UPDATE (10:30 pm): Three people are now reported dead and more than 20 injured.
A crash on a snowy Indiana highway involving at least 15 semis has left two people dead, authorities say.
The deadly chain reaction multi-vehicle accident happened on Thursday, during heavy snowfall and extremely poor visibility and forced authorities to close down I-94 near Michigan City.
A pile-up of cars and trucks could be seen in aerial photographs of the Indiana crash.
— Action News on 6abc (@6abc) January 23, 2014
LaPorte County Coroner John Sullivan said that many more fatalities are possible as vehicles remain pinned under semis and Indiana police have not been able to reach the victims.
“It’s just a mess out there right now,” Sullivan said.
— Chloe Doubleyou (@ChloeW920) January 23, 2014
More news outlets posted photos of the Indiana crash on Twitter:
— FOX59 News (@FOX59) January 23, 2014
— NBC Nightly News (@nbcnightlynews) January 23, 2014
Image shared on Facebook of horrific Indiana crash happening now: pic.twitter.com/W3esFCGptB
— Mandy Gambrell (@mandygambrell) January 23, 2014
The deadly crash involved at least 15 semi-trucks and a number of other passenger vehicles police said. Other injuries were reported, but the extent of them is not known.
Local hospitals were on standby to receive multiple victims, whose condition is not known, however, a spokesperson for Franciscan St. Anthony Heath in Michigan City said they have received seven patients from the accident as of 5 pm.
Three of those patients were listed in critical condition, while four were described as “walking wounded”.
At the same time, University of Indiana Health-LaPorte Hospital said they were preparing for 16 patients.
Heavy equipment — including cranes and wreckers — was brought to the site of the Indiana crash to assist in rescue operation.
Ambulances and emergency responders from neighboring counties had been dispatched and all coroners from LaPorte county were at the scene.
Police didn’t immediately release the reason for the Indiana crash at mile marker 36, however, poor visibility is suspected as a possible cause.
“When we first came to a stop, it was a complete white out,” Dixie Juchcinski told NBC 5 about five miles from the crash in stand-still traffic. “It was kind of a surprise to us because we could only see one or two cars in front of us.”
The Indiana crash seems to be a case of poor visibility and heavy traffic and as night falls in the region things are looking treacherous for hundreds of trapped motorists and emergency personnel.

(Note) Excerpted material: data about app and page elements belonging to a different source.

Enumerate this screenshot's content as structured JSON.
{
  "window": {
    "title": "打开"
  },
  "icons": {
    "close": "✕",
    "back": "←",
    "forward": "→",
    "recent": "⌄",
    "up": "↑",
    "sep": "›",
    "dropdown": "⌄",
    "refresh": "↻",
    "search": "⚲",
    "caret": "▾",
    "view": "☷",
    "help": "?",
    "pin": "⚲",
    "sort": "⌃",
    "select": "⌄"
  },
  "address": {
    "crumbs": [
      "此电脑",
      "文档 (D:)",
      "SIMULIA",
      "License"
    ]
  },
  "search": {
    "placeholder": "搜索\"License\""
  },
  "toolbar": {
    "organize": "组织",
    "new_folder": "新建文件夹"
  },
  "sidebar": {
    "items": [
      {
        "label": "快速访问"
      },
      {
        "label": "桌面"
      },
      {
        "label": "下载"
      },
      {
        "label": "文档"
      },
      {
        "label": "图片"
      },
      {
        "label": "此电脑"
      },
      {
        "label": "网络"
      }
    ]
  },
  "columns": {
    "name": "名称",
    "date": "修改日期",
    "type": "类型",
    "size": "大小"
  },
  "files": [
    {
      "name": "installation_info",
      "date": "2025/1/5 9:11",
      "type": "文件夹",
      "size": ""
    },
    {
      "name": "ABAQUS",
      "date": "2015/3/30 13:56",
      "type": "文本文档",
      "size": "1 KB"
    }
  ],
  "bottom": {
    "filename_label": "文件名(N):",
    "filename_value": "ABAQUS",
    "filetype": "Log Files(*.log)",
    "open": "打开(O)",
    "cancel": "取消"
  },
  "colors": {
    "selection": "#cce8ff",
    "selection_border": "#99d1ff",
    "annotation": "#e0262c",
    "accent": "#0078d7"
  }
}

More news on the Indiana crash will be reported as it becomes available.
[Image via NBC Chicago screenshot]